**WHAT THIS TASK INVOLVES:** Report every line in the records below that holds the word "JSON".

**DATASET RECORDS:**

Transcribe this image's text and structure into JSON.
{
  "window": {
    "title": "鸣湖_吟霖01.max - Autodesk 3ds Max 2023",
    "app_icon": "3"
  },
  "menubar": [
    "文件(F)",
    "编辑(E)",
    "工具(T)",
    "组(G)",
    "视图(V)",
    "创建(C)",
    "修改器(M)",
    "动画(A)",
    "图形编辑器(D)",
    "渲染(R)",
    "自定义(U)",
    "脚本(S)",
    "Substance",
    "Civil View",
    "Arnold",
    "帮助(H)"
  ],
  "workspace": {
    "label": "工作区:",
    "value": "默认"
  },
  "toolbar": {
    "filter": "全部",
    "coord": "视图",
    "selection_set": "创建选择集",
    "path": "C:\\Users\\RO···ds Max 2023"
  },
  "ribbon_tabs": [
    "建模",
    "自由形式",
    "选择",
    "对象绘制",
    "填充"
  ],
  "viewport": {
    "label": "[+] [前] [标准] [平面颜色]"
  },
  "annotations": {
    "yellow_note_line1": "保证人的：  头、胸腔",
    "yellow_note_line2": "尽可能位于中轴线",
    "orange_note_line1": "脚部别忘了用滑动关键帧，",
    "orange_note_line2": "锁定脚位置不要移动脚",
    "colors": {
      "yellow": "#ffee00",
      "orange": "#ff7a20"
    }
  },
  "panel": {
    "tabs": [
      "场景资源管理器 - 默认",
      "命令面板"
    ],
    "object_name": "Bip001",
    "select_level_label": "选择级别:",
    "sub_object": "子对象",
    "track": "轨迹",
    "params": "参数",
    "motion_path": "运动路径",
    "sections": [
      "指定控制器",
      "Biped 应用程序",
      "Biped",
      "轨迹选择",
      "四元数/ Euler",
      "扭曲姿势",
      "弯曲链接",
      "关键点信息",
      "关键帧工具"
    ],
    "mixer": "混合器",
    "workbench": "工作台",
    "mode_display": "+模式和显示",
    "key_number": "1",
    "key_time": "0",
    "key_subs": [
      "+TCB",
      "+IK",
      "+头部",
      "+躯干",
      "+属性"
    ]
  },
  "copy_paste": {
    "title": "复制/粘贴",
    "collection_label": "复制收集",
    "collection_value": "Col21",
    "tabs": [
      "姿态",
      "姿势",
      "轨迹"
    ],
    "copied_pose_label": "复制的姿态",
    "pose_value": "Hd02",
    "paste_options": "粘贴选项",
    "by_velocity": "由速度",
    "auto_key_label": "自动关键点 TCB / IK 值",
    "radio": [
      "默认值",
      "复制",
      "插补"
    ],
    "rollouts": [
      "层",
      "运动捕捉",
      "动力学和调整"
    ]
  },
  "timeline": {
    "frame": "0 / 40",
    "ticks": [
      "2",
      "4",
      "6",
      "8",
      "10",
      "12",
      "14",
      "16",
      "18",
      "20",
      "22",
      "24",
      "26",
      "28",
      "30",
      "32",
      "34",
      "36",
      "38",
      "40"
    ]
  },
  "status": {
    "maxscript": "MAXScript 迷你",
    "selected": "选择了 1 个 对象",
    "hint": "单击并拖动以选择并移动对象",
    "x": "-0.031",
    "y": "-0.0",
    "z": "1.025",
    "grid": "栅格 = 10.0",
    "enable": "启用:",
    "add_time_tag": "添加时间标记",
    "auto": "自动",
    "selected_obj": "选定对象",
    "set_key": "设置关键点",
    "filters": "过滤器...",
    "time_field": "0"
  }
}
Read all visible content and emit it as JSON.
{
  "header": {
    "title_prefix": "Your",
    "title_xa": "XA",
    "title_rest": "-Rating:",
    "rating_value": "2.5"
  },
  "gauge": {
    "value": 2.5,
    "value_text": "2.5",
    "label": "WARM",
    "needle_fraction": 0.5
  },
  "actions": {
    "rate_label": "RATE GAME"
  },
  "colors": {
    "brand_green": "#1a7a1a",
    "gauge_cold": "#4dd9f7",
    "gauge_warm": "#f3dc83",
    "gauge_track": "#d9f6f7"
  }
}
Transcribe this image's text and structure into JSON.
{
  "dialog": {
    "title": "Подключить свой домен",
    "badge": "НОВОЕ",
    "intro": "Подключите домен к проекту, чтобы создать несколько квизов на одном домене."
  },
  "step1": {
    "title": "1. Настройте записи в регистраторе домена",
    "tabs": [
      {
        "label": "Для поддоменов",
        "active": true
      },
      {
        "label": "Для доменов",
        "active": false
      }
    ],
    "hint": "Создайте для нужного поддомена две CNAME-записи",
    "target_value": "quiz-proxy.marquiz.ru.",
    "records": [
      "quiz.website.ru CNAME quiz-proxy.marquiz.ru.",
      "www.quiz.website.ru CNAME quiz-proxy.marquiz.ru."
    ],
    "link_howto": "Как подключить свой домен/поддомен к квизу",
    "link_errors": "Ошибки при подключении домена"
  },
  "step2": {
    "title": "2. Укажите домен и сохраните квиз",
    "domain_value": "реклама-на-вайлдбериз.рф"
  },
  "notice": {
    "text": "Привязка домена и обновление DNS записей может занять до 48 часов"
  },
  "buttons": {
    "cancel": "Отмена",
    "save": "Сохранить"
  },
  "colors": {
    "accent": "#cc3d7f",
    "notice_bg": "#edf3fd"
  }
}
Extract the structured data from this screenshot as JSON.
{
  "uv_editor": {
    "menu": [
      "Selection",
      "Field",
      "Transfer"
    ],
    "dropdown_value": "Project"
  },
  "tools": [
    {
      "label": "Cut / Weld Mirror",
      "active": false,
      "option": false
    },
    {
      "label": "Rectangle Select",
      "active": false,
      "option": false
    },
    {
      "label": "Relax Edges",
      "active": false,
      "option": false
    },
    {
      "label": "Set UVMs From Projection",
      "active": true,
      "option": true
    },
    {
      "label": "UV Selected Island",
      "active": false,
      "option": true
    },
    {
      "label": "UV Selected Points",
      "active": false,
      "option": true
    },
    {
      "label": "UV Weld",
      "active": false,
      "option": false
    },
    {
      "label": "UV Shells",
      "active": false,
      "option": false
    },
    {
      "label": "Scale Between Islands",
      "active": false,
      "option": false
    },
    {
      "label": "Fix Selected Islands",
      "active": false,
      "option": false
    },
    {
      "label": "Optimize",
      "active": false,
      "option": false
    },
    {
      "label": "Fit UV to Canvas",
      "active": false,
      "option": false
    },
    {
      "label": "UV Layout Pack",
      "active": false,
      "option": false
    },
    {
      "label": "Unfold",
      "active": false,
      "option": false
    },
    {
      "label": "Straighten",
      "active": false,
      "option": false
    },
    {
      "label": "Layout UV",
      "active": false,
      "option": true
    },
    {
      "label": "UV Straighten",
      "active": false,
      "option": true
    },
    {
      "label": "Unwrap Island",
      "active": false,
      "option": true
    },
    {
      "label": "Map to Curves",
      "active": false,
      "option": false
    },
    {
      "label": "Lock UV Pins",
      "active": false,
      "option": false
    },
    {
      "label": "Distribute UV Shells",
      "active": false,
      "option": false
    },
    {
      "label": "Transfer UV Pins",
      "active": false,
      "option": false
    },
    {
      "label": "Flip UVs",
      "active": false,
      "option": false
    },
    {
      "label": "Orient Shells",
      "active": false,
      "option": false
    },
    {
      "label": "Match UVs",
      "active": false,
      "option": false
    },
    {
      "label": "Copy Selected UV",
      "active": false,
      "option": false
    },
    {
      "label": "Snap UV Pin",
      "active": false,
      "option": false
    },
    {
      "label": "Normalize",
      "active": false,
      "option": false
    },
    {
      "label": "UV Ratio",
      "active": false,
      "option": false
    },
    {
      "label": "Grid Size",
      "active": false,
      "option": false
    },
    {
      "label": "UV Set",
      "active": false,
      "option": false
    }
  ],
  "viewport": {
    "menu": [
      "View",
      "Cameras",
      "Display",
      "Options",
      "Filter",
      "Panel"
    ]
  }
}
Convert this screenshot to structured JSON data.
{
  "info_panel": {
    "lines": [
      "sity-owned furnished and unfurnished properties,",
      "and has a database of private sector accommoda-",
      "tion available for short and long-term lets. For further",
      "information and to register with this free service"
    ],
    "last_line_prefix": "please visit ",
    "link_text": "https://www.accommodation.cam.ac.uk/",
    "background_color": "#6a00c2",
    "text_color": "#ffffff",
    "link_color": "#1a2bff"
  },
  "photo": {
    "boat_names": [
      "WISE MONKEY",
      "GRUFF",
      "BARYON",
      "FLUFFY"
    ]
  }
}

**WRITTEN REPLY:**
Transcribe this image's text and structure into JSON.
Read all visible content and emit it as JSON.
Transcribe this image's text and structure into JSON.
Extract the structured data from this screenshot as JSON.
Convert this screenshot to structured JSON data.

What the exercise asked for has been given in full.